On www.moneycrashers.com they recommend making one or all of eight natural cold and flu remedies at home. They testify that hot, steamy water poured into a bowl, mixed with shaved ginger, then inhaled with a towel over your head, will have the same effect as Vicks Vaporub in the bowl, my favorite.
Chicken soup is next, then humidity, which discourages a viral germs from lingering in the dry air, then honey. Mixing a tablespoon of honey with fresh squeezed lemon juice and half a cup of hot water will help a dry cough and a sore throat. (Disclaimer: let the mix cool enough so you don’t scald your mouth … remember McDonald’s and the hot coffee lawsuit.)
The sixth is garlic, and the more the better, if you can stand it. Personally, I can’t eat garlic. It gives me a stomach ache, plus I can’t stand the smell. My daughter, Tracey, would eat garlic like an apple, if she didn’t want to live with the rest of her family.
It is reported that garlic has strong antiseptic and antispasmodic properties, and natural antibiotics, and is good for stopping a cough, opening respiratory passages and lowering a fever.
The more water and pure juices a sick person drinks the better, according to this report. The last recommended remedy is mustard, which they admit is kind of Medieval sounding. The Discovery Channel reports it works, loaded with anti-microbial and anti-inflammatory components. How about that. Television shows situated before the 1950s have numerous references to making a mustard plaster.
Just in case you want to try it, here’s the recipe: 1 tablespoon of mustard with 2 to 4 tablespoons of flour, one egg and enough water to form a paste. On a clean handkerchief or cloth (large enough to cover the chest), spread paste like making a sandwich, and place another clean cloth on top. Rub olive oil on the patient’s chest before placing mustard plaster as mustard can burn the skin. Leave on for a few minutes, then remove and wipe the skin with a clean cloth.
Be clear: I’m not opposed to modern medicine. I just find it interesting that grandmothers, since ancient times, were right. I’ll have to remember that the next time a grandchild laughs at my “old lady” suggestions.
As for me, I’m done with cold weather, snow and winter illnesses and yearning for spring flowers and green grass.
One last thought, as always, please be kind to each other. The world needs more kindness.
Susan Tobias lives in Plattsburgh with her husband, Toby. She has been a Press-Republican newsroom employee since 1977. The Tobiases have six children, 18 grandchildren and five great-grandchildren.
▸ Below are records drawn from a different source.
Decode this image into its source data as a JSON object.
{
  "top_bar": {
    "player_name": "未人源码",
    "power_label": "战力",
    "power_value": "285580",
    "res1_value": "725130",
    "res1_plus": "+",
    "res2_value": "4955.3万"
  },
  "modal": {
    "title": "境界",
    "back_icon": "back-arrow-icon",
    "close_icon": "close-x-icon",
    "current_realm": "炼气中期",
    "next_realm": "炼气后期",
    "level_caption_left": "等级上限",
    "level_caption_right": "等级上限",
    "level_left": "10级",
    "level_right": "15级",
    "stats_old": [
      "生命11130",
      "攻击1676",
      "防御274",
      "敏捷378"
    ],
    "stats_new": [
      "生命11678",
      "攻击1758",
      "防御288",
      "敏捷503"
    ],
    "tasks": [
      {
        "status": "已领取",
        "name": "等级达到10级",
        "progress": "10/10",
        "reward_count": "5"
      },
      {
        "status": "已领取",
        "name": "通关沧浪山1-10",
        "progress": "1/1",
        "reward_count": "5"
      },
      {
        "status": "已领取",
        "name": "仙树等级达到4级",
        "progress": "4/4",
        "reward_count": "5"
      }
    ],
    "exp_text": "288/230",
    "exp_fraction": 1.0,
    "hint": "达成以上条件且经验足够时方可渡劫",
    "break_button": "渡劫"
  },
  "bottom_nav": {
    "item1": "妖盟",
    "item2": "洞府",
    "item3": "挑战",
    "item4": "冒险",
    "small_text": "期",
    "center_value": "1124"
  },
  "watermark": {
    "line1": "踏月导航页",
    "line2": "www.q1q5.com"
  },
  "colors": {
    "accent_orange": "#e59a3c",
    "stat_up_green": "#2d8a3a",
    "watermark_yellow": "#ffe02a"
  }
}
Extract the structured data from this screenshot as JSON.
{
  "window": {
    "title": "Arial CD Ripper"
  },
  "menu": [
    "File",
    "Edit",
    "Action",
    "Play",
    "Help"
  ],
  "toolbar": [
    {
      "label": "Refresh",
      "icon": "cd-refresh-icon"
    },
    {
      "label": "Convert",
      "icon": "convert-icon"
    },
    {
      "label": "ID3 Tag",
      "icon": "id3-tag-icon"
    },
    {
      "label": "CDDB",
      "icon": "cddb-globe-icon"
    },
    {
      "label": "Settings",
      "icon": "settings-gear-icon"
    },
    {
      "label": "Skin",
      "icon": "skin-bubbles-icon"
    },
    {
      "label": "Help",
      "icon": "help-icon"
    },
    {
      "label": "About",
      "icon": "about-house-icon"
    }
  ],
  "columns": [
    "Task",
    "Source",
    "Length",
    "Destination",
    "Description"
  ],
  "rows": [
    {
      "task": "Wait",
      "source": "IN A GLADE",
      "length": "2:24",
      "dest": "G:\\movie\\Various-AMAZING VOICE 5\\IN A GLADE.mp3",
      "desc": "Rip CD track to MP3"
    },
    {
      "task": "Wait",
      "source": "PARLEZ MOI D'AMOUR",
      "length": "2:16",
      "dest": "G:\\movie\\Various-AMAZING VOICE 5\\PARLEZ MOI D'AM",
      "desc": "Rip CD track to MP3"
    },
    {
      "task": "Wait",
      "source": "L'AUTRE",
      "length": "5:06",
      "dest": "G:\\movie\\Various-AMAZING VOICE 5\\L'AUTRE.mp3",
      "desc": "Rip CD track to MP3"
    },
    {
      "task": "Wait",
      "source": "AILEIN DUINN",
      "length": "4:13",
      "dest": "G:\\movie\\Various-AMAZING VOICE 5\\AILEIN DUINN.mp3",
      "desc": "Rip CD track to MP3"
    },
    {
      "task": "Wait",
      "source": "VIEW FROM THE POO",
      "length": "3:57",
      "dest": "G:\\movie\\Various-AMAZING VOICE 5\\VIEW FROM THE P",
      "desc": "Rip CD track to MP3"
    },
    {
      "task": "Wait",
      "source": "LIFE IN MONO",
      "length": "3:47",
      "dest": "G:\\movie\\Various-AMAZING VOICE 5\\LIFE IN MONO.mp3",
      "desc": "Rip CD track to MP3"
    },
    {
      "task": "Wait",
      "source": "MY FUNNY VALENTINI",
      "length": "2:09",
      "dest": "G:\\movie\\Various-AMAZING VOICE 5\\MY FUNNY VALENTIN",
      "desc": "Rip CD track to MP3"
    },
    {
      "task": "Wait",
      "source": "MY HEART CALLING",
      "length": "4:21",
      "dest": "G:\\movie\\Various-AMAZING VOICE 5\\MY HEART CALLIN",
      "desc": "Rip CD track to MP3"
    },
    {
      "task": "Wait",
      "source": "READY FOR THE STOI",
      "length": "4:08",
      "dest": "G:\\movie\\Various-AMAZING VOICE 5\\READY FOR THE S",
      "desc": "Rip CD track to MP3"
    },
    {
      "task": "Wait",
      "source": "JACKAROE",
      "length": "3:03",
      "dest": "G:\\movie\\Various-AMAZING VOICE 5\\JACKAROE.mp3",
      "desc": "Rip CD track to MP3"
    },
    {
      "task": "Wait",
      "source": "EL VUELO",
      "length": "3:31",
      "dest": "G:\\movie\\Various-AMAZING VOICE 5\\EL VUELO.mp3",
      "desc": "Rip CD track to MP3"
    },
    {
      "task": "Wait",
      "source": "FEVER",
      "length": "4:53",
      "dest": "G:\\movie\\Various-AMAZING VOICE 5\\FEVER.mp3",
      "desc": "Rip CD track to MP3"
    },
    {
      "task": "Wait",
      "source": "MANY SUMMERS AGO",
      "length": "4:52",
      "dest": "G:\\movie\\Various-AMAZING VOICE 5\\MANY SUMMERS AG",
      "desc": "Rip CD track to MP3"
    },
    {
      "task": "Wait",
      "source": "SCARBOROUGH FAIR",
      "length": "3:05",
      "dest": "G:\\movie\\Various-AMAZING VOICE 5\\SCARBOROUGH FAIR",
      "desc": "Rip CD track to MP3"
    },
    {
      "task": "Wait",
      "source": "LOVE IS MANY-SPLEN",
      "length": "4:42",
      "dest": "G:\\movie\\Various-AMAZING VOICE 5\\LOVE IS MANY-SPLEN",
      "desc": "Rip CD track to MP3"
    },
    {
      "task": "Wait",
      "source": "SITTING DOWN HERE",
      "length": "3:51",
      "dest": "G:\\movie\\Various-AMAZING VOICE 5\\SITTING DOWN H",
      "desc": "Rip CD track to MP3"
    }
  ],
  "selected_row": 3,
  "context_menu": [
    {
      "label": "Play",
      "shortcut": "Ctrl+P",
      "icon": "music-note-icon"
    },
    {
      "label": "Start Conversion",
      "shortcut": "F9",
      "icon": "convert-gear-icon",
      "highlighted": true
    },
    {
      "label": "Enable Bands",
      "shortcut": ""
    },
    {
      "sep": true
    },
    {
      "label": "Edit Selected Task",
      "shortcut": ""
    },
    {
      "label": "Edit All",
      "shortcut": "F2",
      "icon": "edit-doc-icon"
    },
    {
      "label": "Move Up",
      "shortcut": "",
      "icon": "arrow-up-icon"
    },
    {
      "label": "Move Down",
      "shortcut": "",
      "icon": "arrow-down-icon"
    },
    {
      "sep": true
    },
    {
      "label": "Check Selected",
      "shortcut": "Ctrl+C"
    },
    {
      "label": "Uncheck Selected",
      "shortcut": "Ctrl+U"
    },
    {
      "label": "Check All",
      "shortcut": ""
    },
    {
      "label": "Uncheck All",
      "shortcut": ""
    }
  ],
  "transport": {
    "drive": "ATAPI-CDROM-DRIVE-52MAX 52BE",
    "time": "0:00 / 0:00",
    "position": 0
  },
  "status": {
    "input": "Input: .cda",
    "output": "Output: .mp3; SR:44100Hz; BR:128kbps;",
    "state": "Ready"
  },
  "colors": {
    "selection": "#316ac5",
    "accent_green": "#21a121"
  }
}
They enjoy traveling to Maine and Colorado, and in her spare time, Susan loves to research local history and genealogy. Reach her by email at email@example.com.